# [Exercise goal]
Copy out the listing in full, exactly as written, but not its pictures.

═════ Records to process ═════

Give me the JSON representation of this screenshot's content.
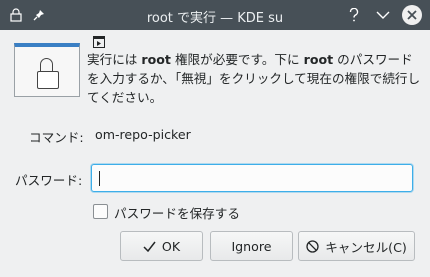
{
  "window": {
    "title": "root で実行 — KDE su",
    "app_icon": "lock-icon",
    "pin_icon": "pin-icon",
    "buttons": [
      "help-icon",
      "minimize-icon",
      "close-icon"
    ]
  },
  "message": {
    "part1": "実行には ",
    "root1": "root",
    "part2": " 権限が必要です。下に ",
    "root2": "root",
    "part3": " のパスワードを入力するか、「無視」をクリックして現在の権限で続行してください。"
  },
  "command": {
    "label": "コマンド:",
    "value": "om-repo-picker"
  },
  "password": {
    "label": "パスワード:",
    "value": ""
  },
  "save_password": {
    "label": "パスワードを保存する",
    "checked": false
  },
  "buttons": {
    "ok": "OK",
    "ignore": "Ignore",
    "cancel": "キャンセル(C)"
  },
  "colors": {
    "titlebar": "#475057",
    "focus": "#3daee9",
    "background": "#eff0f1"
  }
}
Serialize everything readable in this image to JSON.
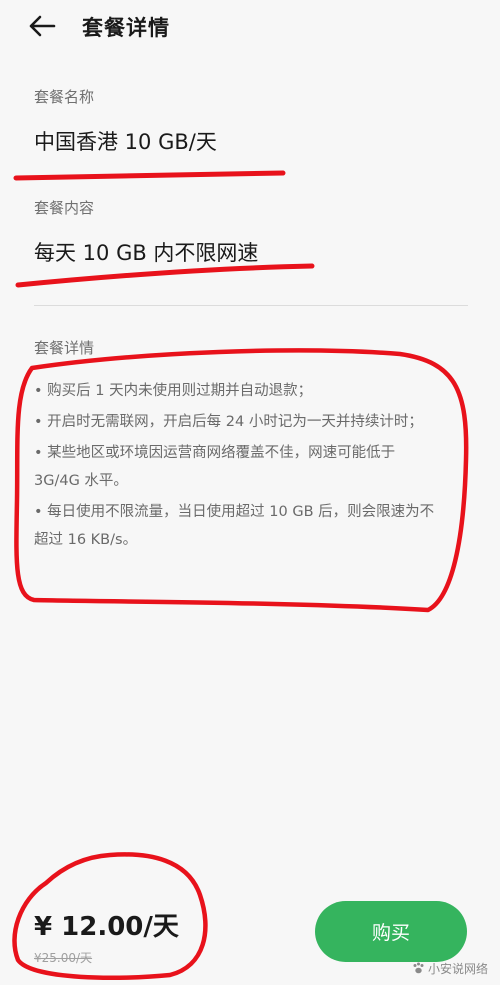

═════

# [Solved exercise]
Give me the JSON representation of this screenshot's content.
{
  "window": {
    "title": "root で実行 — KDE su",
    "app_icon": "lock-icon",
    "pin_icon": "pin-icon",
    "buttons": [
      "help-icon",
      "minimize-icon",
      "close-icon"
    ]
  },
  "message": {
    "part1": "実行には ",
    "root1": "root",
    "part2": " 権限が必要です。下に ",
    "root2": "root",
    "part3": " のパスワードを入力するか、「無視」をクリックして現在の権限で続行してください。"
  },
  "command": {
    "label": "コマンド:",
    "value": "om-repo-picker"
  },
  "password": {
    "label": "パスワード:",
    "value": ""
  },
  "save_password": {
    "label": "パスワードを保存する",
    "checked": false
  },
  "buttons": {
    "ok": "OK",
    "ignore": "Ignore",
    "cancel": "キャンセル(C)"
  },
  "colors": {
    "titlebar": "#475057",
    "focus": "#3daee9",
    "background": "#eff0f1"
  }
}
Serialize everything readable in this image to JSON.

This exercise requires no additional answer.